President Joe Biden has appointed Dr. Raj Panjabi, an Indian American physician and social entrepreneur originally from Liberia, to lead his Malaria Initiative, which runs programs in sub-Saharan Africa and Southeast Asia.
“After being sworn in this morning, I’m honored to share that I’ve been appointed by Joe Biden as the president’s Malaria Coordinator to lead the US president’s Malaria Initiative,” Panjabi wrote on Twitter Feb. 1. “I’m grateful for this chance to serve.”
“In the face of unprecedented crises, I am humbled by the challenges our country and our world faces to build back better. But as I have learned in America: we are not defined by the conditions we face, we are defined by how we respond,” Panjabi added in another tweet.
“My family and I arrived in America 30 years ago after fleeing civil war in Liberia. A community of Americans rallied around my family to help us build back our lives. It’s an honor to serve the country that helped build back my own life as part of the Biden-Harris Administration,” he wrote. “I’ve seen the relief on the faces of parents whose children survived malaria because they were treated with medicines and by health workers backed by its support,” he said.
Raj Panjabi fled Liberia during the country’s civil war at age nine, becoming a refugee in the US. He returned to Liberia as a medical student and in 2007, co-founded Last Mile Health. He has served as an assistant professor of medicine at the Harvard Medical School, an associate physician at the Brigham and Women’s Hospital and the CEO and co-founder of Last Mile Health, according to his profile on LinkedIn.
Raj Panjabi and the Last Mile Health team played a key role in the 2013-16 West Africa Ebola epidemic, helping train over a thousand frontline and community health workers and support the government of Liberia to lead its national Ebola Operations Centre. Raj Panjabi delivered testimony on the Ebola epidemic at the US Senate Foreign Relations Subcommittee.
As a doctor and public health professional who has cared for patients alongside the staff of the president’s Malaria Initiative, led by USAID and co-implemented with the Centers for Disease Control and Prevention, Panjabi said: “I’ve been inspired by how they’ve responded to fight malaria, one of the oldest and deadliest pandemics, and saved lives around the world.”

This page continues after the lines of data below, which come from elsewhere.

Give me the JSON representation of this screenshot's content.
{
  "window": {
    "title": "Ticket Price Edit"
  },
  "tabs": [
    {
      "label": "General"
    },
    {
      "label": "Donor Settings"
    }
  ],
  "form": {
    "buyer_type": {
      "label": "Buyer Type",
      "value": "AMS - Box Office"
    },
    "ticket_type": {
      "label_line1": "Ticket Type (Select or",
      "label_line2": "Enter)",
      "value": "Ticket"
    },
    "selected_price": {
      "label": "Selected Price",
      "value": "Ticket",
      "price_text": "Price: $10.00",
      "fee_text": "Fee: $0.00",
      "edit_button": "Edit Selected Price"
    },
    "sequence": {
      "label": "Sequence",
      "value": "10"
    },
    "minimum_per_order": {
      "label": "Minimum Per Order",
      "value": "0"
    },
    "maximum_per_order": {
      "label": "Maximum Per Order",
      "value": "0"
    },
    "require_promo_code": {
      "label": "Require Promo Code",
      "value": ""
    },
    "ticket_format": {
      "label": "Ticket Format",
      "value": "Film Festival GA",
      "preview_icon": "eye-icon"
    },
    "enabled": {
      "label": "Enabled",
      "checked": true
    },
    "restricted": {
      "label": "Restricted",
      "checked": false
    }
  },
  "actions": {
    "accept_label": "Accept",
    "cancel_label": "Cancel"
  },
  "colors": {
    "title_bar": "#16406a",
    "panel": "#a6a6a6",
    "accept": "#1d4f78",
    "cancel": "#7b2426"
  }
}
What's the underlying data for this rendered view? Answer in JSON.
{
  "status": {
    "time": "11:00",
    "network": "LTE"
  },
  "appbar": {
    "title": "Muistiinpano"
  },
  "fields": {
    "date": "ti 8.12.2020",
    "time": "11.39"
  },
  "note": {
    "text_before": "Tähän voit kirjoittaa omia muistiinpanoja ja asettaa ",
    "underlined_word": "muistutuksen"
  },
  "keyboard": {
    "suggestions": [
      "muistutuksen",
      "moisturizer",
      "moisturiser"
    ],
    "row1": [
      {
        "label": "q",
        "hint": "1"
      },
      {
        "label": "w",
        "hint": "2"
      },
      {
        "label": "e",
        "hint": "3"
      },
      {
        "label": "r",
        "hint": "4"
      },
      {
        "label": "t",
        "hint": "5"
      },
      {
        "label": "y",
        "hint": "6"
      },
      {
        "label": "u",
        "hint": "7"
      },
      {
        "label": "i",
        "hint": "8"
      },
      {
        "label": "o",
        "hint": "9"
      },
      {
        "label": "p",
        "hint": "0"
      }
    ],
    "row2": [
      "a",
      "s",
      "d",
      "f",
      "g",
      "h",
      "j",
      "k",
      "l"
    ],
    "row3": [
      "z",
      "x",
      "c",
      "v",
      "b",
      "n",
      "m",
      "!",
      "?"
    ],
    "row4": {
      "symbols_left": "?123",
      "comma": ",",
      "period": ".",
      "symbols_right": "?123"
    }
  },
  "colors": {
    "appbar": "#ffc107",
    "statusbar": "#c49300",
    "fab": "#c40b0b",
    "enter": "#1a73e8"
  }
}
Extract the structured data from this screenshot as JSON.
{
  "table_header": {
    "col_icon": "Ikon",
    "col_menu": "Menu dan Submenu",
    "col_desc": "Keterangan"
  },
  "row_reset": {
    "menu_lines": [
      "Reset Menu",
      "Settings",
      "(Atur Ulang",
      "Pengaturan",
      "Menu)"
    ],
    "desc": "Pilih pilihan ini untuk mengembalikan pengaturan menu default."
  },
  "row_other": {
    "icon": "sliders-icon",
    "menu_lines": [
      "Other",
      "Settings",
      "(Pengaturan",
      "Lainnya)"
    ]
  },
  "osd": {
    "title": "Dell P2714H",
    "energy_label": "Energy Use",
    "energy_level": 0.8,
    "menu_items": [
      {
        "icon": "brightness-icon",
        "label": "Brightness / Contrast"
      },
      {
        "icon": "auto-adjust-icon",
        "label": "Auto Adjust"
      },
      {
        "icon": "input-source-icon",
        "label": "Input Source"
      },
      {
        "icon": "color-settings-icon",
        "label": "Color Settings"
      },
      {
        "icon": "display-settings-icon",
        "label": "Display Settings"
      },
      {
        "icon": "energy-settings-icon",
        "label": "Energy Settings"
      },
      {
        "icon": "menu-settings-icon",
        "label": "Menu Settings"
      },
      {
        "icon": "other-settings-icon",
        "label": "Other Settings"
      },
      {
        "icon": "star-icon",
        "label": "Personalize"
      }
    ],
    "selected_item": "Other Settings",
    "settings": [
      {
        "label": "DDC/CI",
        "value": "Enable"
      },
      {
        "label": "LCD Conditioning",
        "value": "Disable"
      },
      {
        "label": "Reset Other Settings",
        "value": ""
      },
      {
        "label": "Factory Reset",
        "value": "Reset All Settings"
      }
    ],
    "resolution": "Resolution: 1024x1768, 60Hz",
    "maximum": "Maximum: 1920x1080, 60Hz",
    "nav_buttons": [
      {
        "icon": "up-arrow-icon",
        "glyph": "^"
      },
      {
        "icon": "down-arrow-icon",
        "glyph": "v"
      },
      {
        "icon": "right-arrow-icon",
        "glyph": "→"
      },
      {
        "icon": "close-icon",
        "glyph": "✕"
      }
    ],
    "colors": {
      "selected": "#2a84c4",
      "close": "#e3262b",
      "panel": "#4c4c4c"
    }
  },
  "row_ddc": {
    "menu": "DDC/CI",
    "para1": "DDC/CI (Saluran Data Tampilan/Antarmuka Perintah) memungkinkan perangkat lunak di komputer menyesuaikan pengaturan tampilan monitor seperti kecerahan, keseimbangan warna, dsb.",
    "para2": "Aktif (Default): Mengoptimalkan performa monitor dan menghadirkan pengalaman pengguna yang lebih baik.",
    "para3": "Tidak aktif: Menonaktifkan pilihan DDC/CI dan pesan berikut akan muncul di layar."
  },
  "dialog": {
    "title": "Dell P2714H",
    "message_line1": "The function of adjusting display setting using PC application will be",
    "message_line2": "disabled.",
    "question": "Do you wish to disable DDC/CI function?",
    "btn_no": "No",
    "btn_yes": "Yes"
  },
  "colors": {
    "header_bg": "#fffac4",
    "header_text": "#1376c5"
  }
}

He shared that this cause really hits home for him. “My grandparents and parents were infected with malaria while living in India. As a child in Liberia, I fell sick with malaria, and as a doctor serving in Africa, I have seen this disease take too many lives,” he said.
“I’ve seen how the Malaria Initiative and its partners have responded with resolve in the countries where it operates. I’ve seen the relief on the faces of parents whose children survived malaria because they were treated with medicines and by health workers backed by its support,” he went on to explain.
Panjabi is the co-founder and CEO of the nonprofit Last Mile Health, which tackles the “last mile” — the final, critical step of delivering products or services to consumers — a conundrum for businesses and in health care, where last-mile problems hit poor regions especially hard, according to the organization’s website.
After escaping a civil war in his home country of Liberia at age 9, Panjabi returned as a 24-year-old medical student to serve the people he had left behind and co-founded Last Mile Health.
Last Mile Health partners with government to deploy, support, and manage networks of community health professionals and to integrate them into the public health system. With training in maternal and child health, family planning, treatment adherence and surveillance of epidemics, together with mentoring from nurse supervisors, these community health workers deliver quality healthcare to remote communities, the foundation noted.
In 2016, TIME Magazine named Panjabi to its annual list of the “100 Most Influential People in the World.” In 2017, he was named by Fortune magazine to its list of “The World’s 50 Greatest Leaders.